Reading this, all I can think of is Frank Drebin: “Hey, the missing evidence in the Kelner case! My God, he really was innocent.” “He went to the chair two years ago, Frank.”

Brady’s not going to the chair, though. And this still leaves one obvious question unanswered.

In a usually obscure profession that has received extraordinary attention during the controversy, some academic and research physicists now concede that they made a crucial error in their initial calculations, using an equation called the ideal gas law.

When that error is corrected, the amount of deflation predicted in moving from room temperature to a 50-degree field is roughly doubled. [Thomas] Healy, a graduate student in mechanical engineering at Carnegie Mellon University in Pittsburgh, went further: He measured the pressure drop in 12 footballs when they were moved from a room at 75 degrees to one at 50 degrees (the approximate temperature on the field in the Colts game).

In the experiment, the deflation of the footballs was close to the larger, correctly calculated value. When Healy moistened the balls to mimic the effects of the rainy weather that day, the pressure dropped even further, close to the deflation of 2 pounds per square inch that the N.F.L. is believed to have found.

Inflate a ball at a warmer temperature and then introduce it to a cooler environment and it’ll deflate (a little) naturally. We already knew that. What we didn’t know was how much it would deflate, apparently enough to drop the pressure below the lower threshold allowed by the NFL. So, mystery solved: The Pats are innocent! As for that Patriots locker-room attendant who brought the game balls for both teams with him into the bathroom for 90 seconds before kickoff, maybe it was a simple matter of nature calling. Maybe he went into the referees’ locker room to take the footballs out for the start of the game and then thought “I should take a whiz now or else I won’t make it to halftime.” So he made a pit stop en route to the field. No one believes he could manually deflate 12 balls in a minute and a half; he probably could have run the Pats’ footballs under the faucet quickly in that time to encourage more rapid deflation, but that assumes the guy has the same handle (or even a better handle) on how gas behaves than many physicists. What’s he doing working as a ball boy when he could be teaching at MIT?

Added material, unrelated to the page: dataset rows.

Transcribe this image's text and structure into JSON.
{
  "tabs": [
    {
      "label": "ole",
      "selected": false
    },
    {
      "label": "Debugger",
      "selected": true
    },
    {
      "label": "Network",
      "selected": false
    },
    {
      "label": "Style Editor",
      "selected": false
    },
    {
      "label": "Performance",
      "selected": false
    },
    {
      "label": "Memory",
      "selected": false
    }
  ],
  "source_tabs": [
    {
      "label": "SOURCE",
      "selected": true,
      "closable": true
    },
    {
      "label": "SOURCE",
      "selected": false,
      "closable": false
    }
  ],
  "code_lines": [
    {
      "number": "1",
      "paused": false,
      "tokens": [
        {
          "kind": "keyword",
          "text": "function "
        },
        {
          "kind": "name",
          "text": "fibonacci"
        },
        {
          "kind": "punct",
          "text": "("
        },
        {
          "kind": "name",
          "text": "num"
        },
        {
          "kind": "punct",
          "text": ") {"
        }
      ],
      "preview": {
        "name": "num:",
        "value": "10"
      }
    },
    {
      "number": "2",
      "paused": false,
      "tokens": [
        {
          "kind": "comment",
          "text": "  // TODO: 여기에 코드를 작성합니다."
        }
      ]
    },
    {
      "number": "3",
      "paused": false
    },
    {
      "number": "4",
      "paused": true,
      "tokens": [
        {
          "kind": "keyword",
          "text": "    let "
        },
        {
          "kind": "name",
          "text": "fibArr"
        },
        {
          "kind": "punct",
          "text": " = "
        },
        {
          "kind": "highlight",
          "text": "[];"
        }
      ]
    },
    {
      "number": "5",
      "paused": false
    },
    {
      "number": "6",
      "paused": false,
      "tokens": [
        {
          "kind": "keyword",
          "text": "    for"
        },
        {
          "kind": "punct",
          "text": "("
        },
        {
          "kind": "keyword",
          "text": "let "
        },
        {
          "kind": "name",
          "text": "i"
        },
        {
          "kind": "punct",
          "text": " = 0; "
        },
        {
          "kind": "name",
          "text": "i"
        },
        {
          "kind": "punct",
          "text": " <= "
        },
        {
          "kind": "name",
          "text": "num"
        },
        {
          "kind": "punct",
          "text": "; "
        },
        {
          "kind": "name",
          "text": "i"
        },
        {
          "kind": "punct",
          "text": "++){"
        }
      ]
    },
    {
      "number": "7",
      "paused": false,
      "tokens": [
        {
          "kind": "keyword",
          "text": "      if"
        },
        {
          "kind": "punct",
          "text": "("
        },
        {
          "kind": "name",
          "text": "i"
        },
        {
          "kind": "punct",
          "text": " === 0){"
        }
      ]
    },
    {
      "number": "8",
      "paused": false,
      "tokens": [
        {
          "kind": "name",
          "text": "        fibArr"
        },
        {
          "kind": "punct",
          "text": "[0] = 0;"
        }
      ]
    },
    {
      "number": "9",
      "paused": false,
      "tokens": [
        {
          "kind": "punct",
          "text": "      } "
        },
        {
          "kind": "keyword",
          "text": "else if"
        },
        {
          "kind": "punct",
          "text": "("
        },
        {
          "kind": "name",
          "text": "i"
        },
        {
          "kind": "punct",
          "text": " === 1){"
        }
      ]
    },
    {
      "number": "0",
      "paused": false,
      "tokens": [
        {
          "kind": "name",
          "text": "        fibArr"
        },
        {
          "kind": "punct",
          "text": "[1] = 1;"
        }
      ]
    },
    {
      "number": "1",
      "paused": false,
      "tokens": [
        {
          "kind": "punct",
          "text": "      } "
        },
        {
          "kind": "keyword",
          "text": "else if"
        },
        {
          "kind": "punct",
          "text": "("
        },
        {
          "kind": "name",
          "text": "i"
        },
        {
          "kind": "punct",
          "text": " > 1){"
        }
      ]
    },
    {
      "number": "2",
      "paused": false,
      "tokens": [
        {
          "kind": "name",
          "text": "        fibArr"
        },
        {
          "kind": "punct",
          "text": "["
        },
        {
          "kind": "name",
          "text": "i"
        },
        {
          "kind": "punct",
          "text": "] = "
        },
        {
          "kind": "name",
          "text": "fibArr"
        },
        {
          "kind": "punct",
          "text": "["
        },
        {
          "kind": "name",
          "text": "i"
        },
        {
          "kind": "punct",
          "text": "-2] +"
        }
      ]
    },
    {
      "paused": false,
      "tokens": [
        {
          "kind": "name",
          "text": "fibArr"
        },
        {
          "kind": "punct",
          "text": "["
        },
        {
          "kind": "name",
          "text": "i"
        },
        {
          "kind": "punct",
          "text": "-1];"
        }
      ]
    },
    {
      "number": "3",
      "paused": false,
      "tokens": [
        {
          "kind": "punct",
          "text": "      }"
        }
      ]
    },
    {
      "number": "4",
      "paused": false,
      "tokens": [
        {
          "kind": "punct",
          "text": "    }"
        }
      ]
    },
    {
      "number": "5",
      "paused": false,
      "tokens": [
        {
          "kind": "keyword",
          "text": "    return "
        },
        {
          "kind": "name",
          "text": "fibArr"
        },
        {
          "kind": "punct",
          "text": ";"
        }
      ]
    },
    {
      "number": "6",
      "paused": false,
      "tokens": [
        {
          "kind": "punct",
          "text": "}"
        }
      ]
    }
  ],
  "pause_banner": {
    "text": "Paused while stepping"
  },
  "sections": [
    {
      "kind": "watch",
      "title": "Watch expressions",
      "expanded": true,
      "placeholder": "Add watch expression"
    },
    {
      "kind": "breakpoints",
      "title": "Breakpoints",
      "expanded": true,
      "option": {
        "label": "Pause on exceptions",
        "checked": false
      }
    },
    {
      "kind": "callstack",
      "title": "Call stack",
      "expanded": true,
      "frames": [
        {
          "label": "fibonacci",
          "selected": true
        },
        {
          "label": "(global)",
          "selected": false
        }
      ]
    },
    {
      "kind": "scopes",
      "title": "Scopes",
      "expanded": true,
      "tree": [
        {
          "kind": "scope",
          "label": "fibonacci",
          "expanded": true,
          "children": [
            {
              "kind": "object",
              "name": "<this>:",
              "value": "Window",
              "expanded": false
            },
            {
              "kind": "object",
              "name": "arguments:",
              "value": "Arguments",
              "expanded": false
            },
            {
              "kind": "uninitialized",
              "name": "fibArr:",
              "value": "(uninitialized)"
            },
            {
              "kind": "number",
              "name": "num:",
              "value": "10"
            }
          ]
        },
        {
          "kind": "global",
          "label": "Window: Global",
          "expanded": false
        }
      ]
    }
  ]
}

So he’s probably innocent. But that brings us to the unanswered question: How come the Colts’ footballs didn’t also naturally deflate in the cold weather? How come the Baltimore Ravens’ footballs didn’t deflate a week earlier in their game at New England? The Ravens were also suspicious of deflation by the Pats, to the point where they felt obliged to tip Indianapolis off to it. The weather is a constant for both sides so it can’t explain a variation in the equipment. The variation has to have come before the game. One innocent possibility is that, for whatever reason, the Pats inflate their balls in a room with a higher temperature than their opponents do. Maybe the Colts and Ravens inflated their footballs on the field, or in a cold room, such that the temperature at game time was less of a drop than it was for the Patriots’ footballs. But … why would they do that? Why wouldn’t the equipment manager choose someplace comfortable like a warm room to inflate the balls and run through the pre-game selection process with the QB? For that matter, why aren’t deflated footballs a problem for every team that plays outdoors in the winter? The Ravens, in fact, play in a division of four cold-weather teams, all of whom have open-air stadiums; they should be running into this problem on rainy or snowy game days every week starting in November. And yet, both they and the Colts noticed something unusual about the Patriots’ equipment. That shouldn’t happen if this is a purely natural phenomenon.

But oh well. Doesn’t matter anymore: If there was ever even a small chance that Belichick(!) or Brady(!!) would be suspended for the Super Bowl, obviously it’s gone now. The league isn’t going to sandbag the Pats 48 hours before kickoff by stripping them of their coach or their star QB when the team’s been practicing all week with them. If Goodell was going to do something draconian (giggle), he would have done it a week ago at the latest.